fig4: Anchoring of ZBP1 granules to the actin cytoskeleton is mediated by KH domains. CEF cells were transfected with GFP-tagged ZBP1 (A–C) or GFP-tagged KH1-KH4 (189–576) (D–F). After treatment with either cytochalasin D or colchicine, cells were Triton extracted, fixed, labeled, and viewed. Localization of GFP proteins on the microfilament (Phalloidin) or microtubule (anti-tubulin) systems was visualized and compared. In colchicine-treated cells, the microtubule system was significantly diminished; however, both GFP-tagged proteins were still associated with granular structures and retained their typical localization compared with untreated cells. In contrast, treatment with cytochalasin D destroyed the microfilament system and caused a significant loss of protein after extraction. Residual granular staining was only observed in the perinuclear region, indicating that granule formation and specific subcellular distribution mediated by the KH domains is mainly based on the actin cytoskeleton.
Mentions: Cytoskeleton disruption experiments revealed that the cytoskeletal association of ZBP1 was primarily mediated through the actin cytoskeleton. We observed a dramatic loss of ZBP1-containing granules in Triton X-100–extracted cells after treatment with cytochalasin D (Fig. 4, A–C). However, treatment with colchicine resulted in little difference in appearance. In some cases, after microtubule disruption there seemed to be a loss of granules from the perinuclear region of the cytoplasm, whereas granules at the periphery were retained. In contrast, in cells treated with cytochalasin D there were residual granules surrounding the nucleus. Granules could sometimes be detected along microtubule tracks extending out toward the periphery of the cell; ΔGFP–KH1-KH4 (189–576) gave results similar to full-length ZBP1 (Fig. 4, D–F). It remained sensitive to cytochalasin D treatment, indicating that microfilament association is mainly mediated by the COOH-terminal KH domains.

Bottom Line: When the NH2 terminus was deleted, granules formed by the KH domains alone did not accumulate at the leading edge, suggesting a role for the NH2 terminus in targeting transport granules to their destination.RNA binding studies were used to show that the third and fourth KH domains, not the RRM domains, bind the zipcode of beta-actin mRNA.Overexpression of the four KH domains or certain subsets of these domains delocalized beta-actin mRNA in CEFs and inhibited fibroblast motility, demonstrating the importance of ZBP1 function in both beta-actin mRNA localization and cell motility.

View Article: PubMed Central - PubMed

Affiliation: Department of Anatomy and Structural Biology, Albert Einstein College of Medicine, Bronx, NY 10461, USA.

ABSTRACT
Chicken embryo fibroblasts (CEFs) localize beta-actin mRNA to their lamellae, a process important for the maintenance of cell polarity and motility.
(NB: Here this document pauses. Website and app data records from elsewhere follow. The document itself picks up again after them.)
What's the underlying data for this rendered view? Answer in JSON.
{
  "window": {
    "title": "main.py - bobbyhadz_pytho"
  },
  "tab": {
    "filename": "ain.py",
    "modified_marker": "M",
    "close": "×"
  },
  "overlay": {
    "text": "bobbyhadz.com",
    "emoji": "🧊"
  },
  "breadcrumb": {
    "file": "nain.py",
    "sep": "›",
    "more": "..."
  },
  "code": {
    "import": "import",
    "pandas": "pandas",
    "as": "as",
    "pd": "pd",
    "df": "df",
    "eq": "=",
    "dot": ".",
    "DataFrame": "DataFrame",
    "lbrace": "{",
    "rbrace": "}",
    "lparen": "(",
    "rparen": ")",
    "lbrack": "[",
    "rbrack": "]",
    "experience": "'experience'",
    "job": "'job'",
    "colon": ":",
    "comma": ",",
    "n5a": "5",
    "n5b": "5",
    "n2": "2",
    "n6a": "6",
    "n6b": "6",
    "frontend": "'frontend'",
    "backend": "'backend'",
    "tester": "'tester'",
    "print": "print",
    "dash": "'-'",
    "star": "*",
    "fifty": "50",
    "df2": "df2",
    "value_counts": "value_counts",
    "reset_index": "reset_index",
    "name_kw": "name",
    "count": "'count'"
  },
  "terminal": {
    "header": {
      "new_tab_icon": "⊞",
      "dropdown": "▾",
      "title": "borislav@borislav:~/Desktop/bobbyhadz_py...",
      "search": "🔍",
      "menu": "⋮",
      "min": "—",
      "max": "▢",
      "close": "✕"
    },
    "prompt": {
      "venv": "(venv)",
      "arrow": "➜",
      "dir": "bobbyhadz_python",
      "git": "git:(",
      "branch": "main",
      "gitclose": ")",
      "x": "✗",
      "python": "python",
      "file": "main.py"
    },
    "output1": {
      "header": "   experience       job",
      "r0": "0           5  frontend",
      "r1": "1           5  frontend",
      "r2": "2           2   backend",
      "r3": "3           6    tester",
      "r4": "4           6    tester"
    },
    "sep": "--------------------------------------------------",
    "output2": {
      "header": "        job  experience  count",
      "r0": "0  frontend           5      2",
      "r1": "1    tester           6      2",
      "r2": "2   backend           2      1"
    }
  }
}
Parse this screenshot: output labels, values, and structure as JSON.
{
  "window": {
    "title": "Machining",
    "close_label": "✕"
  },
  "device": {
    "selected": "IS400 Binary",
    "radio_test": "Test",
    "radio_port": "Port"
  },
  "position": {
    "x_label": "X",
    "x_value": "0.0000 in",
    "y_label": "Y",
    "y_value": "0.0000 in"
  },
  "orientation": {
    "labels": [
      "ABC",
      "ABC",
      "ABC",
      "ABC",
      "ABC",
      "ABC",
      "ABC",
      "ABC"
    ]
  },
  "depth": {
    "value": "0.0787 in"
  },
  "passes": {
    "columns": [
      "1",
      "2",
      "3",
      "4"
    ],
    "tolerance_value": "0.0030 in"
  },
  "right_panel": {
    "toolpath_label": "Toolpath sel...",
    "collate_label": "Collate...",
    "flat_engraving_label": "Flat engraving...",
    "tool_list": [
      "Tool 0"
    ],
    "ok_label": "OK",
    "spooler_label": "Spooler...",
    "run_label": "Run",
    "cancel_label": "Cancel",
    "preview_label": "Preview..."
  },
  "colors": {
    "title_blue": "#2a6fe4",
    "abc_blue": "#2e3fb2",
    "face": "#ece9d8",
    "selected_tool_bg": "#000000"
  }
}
The localization of beta-actin mRNA requires a cis localization element (zipcode) and involves zipcode binding protein 1 (ZBP1), a protein that specifically binds to the zipcode. Both localize to the lamellipodia of polarized CEFs. ZBP1 and its homologues contain two NH2-terminal RNA recognition motifs (RRMs) and four COOH-terminal hnRNP K homology (KH) domains. By using ZBP1 truncations fused to GFP in conjunction with in situ hybridization analysis, we have determined that KH domains three and four were responsible for granule formation and cytoskeletal association. When the NH2 terminus was deleted, granules formed by the KH domains alone did not accumulate at the leading edge, suggesting a role for the NH2 terminus in targeting transport granules to their destination. RNA binding studies were used to show that the third and fourth KH domains, not the RRM domains, bind the zipcode of beta-actin mRNA. Overexpression of the four KH domains or certain subsets of these domains delocalized beta-actin mRNA in CEFs and inhibited fibroblast motility, demonstrating the importance of ZBP1 function in both beta-actin mRNA localization and cell motility.

Show MeSH